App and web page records
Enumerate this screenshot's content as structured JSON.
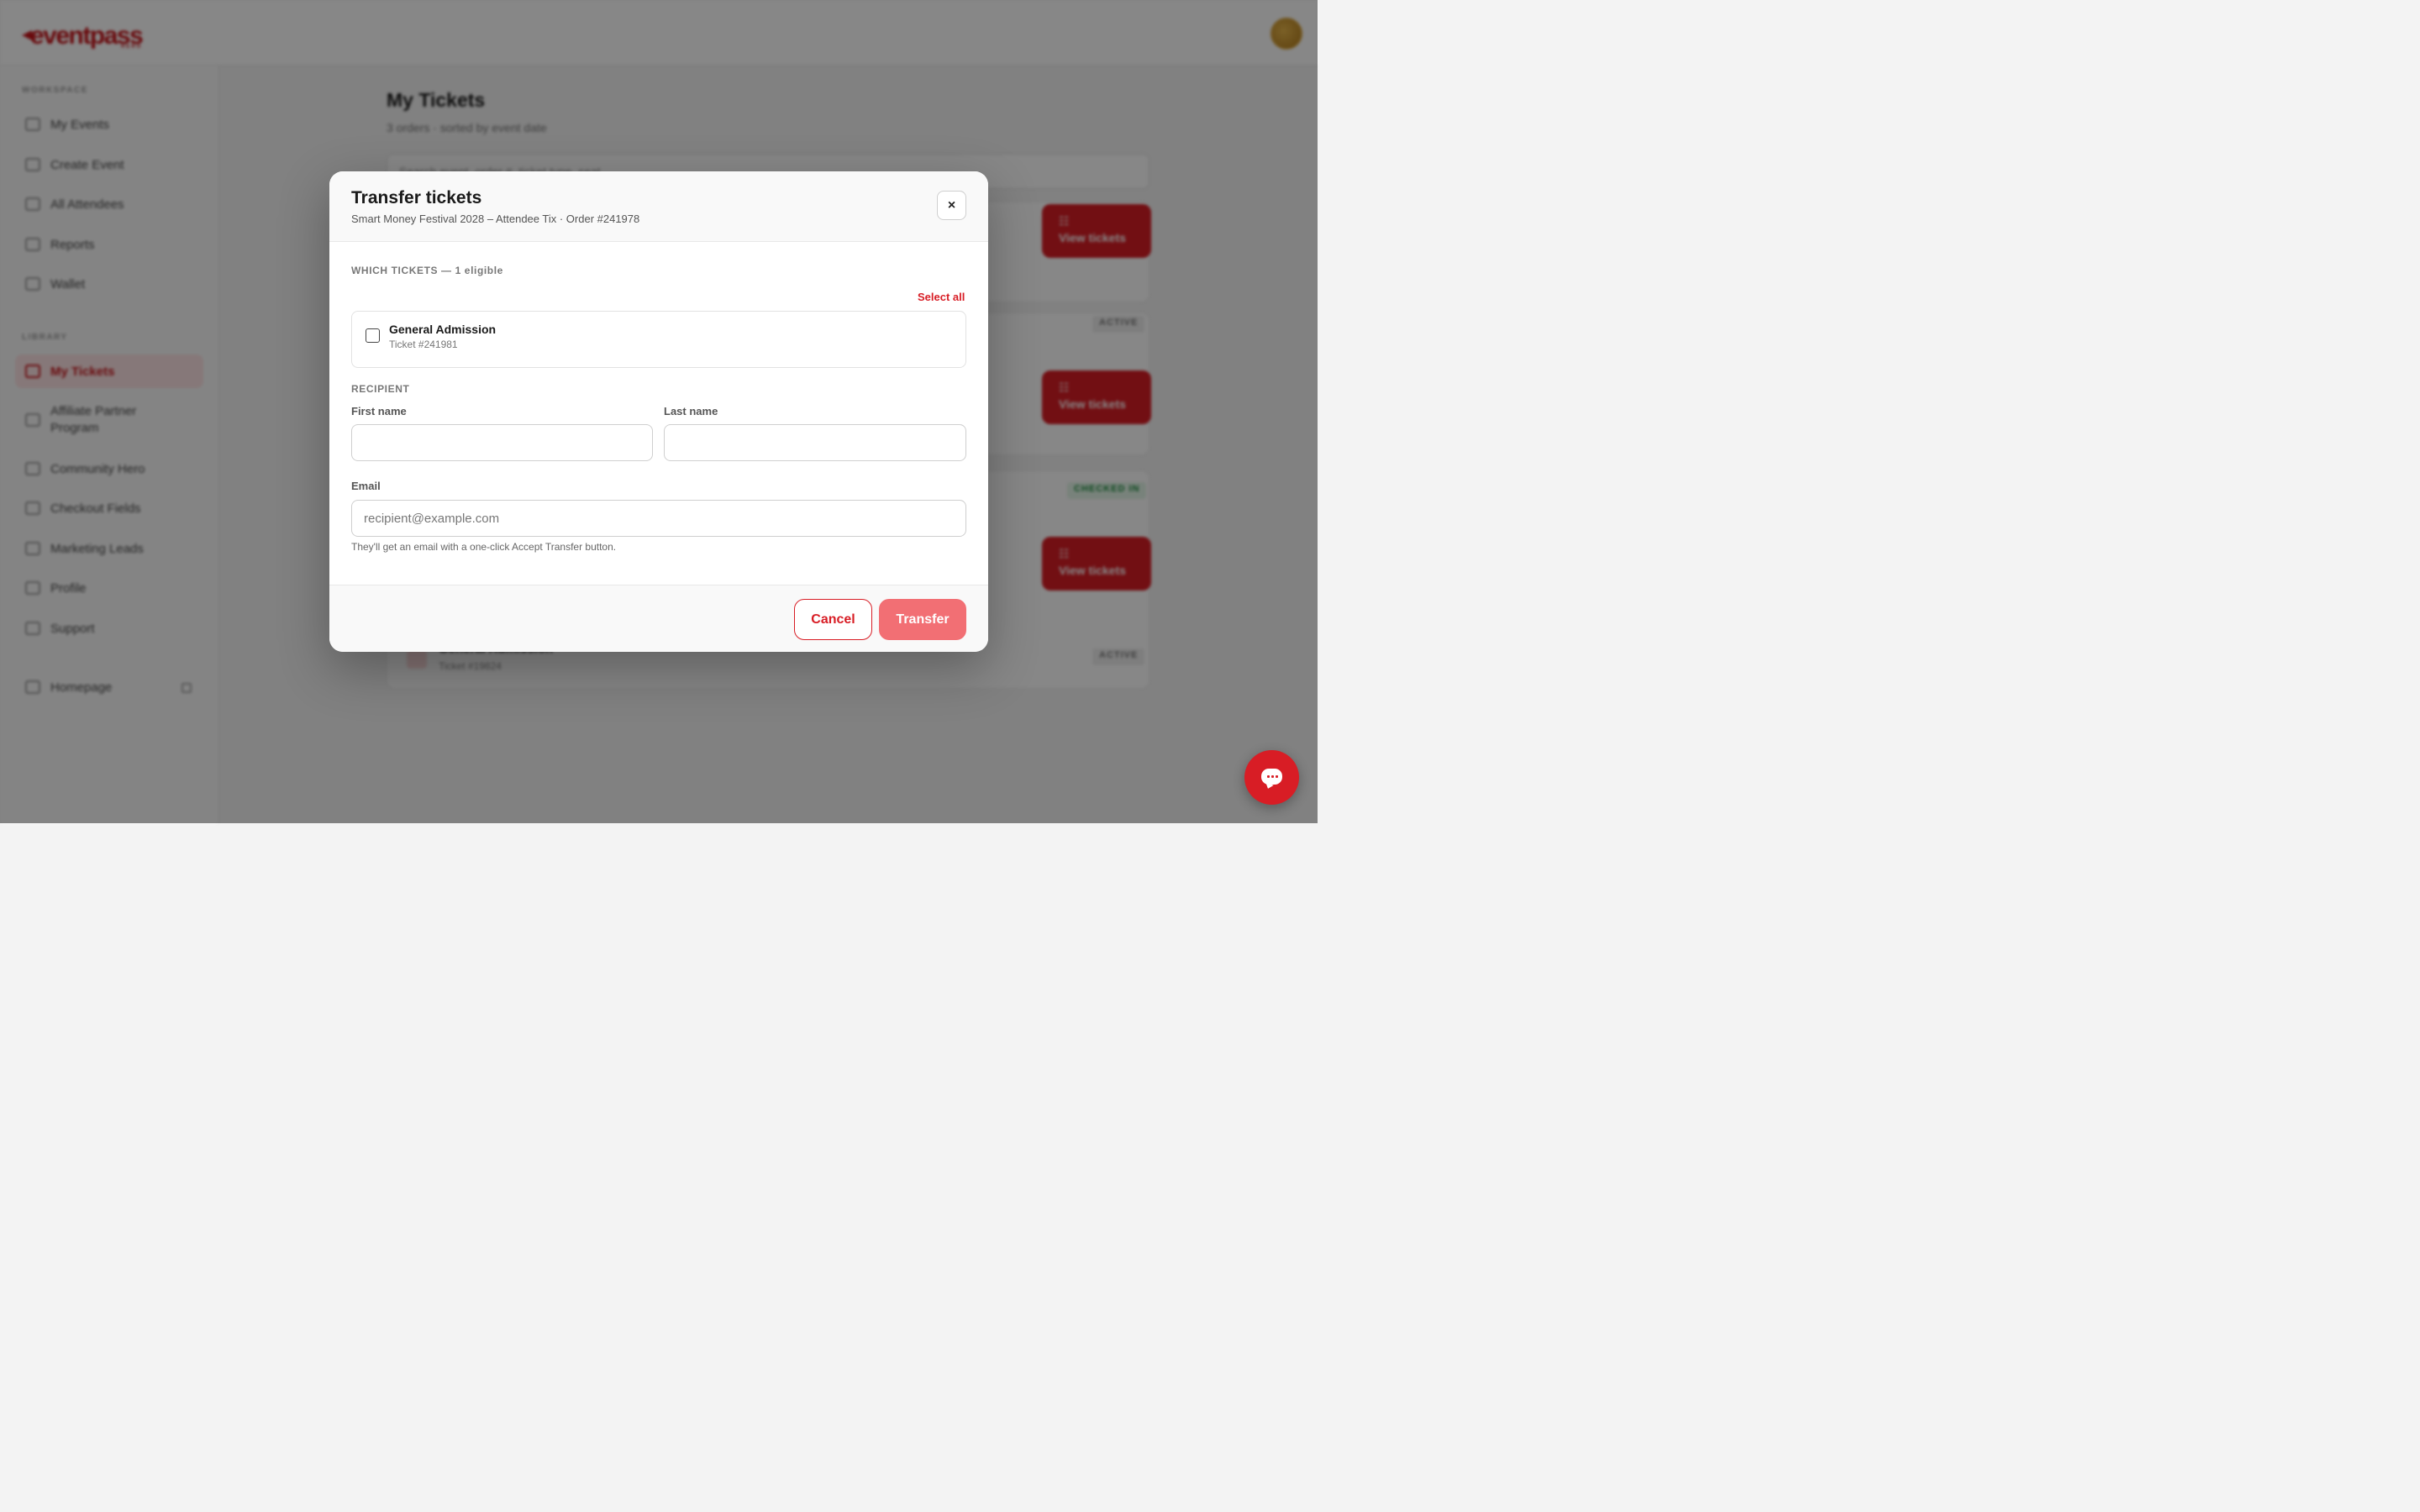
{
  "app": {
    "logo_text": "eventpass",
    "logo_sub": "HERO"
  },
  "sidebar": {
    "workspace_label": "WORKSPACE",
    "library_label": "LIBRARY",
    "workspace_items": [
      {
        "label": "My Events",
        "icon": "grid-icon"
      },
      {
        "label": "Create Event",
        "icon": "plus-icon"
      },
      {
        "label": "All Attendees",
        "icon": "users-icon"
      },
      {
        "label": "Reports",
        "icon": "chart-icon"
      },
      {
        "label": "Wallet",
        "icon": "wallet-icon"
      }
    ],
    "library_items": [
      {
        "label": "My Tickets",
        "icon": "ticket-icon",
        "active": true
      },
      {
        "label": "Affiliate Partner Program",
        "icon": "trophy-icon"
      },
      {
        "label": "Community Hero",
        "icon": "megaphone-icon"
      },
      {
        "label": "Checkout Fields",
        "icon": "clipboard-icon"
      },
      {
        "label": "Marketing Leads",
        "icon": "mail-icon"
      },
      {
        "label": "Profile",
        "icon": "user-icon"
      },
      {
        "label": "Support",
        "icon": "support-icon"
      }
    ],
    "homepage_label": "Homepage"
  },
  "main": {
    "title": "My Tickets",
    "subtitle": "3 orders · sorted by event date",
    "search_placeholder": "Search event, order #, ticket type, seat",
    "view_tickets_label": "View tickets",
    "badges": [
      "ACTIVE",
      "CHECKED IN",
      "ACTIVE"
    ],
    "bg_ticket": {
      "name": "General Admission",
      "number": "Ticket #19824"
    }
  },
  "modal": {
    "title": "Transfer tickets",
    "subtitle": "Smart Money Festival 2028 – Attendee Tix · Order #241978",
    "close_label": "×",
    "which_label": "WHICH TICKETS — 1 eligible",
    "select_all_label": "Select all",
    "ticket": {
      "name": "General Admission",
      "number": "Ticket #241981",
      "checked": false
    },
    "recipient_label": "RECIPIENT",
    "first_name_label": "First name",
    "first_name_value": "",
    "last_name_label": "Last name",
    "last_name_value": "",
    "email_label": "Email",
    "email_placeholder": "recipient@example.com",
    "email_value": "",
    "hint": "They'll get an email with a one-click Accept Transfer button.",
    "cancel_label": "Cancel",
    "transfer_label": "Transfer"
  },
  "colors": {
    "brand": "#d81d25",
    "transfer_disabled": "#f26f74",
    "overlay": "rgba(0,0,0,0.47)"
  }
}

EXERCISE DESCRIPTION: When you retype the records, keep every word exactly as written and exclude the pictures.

ANSWER SECTION:
Enumerate this screenshot's content as structured JSON.
{
  "app": {
    "logo_text": "eventpass",
    "logo_sub": "HERO"
  },
  "sidebar": {
    "workspace_label": "WORKSPACE",
    "library_label": "LIBRARY",
    "workspace_items": [
      {
        "label": "My Events",
        "icon": "grid-icon"
      },
      {
        "label": "Create Event",
        "icon": "plus-icon"
      },
      {
        "label": "All Attendees",
        "icon": "users-icon"
      },
      {
        "label": "Reports",
        "icon": "chart-icon"
      },
      {
        "label": "Wallet",
        "icon": "wallet-icon"
      }
    ],
    "library_items": [
      {
        "label": "My Tickets",
        "icon": "ticket-icon",
        "active": true
      },
      {
        "label": "Affiliate Partner Program",
        "icon": "trophy-icon"
      },
      {
        "label": "Community Hero",
        "icon": "megaphone-icon"
      },
      {
        "label": "Checkout Fields",
        "icon": "clipboard-icon"
      },
      {
        "label": "Marketing Leads",
        "icon": "mail-icon"
      },
      {
        "label": "Profile",
        "icon": "user-icon"
      },
      {
        "label": "Support",
        "icon": "support-icon"
      }
    ],
    "homepage_label": "Homepage"
  },
  "main": {
    "title": "My Tickets",
    "subtitle": "3 orders · sorted by event date",
    "search_placeholder": "Search event, order #, ticket type, seat",
    "view_tickets_label": "View tickets",
    "badges": [
      "ACTIVE",
      "CHECKED IN",
      "ACTIVE"
    ],
    "bg_ticket": {
      "name": "General Admission",
      "number": "Ticket #19824"
    }
  },
  "modal": {
    "title": "Transfer tickets",
    "subtitle": "Smart Money Festival 2028 – Attendee Tix · Order #241978",
    "close_label": "×",
    "which_label": "WHICH TICKETS — 1 eligible",
    "select_all_label": "Select all",
    "ticket": {
      "name": "General Admission",
      "number": "Ticket #241981",
      "checked": false
    },
    "recipient_label": "RECIPIENT",
    "first_name_label": "First name",
    "first_name_value": "",
    "last_name_label": "Last name",
    "last_name_value": "",
    "email_label": "Email",
    "email_placeholder": "recipient@example.com",
    "email_value": "",
    "hint": "They'll get an email with a one-click Accept Transfer button.",
    "cancel_label": "Cancel",
    "transfer_label": "Transfer"
  },
  "colors": {
    "brand": "#d81d25",
    "transfer_disabled": "#f26f74",
    "overlay": "rgba(0,0,0,0.47)"
  }
}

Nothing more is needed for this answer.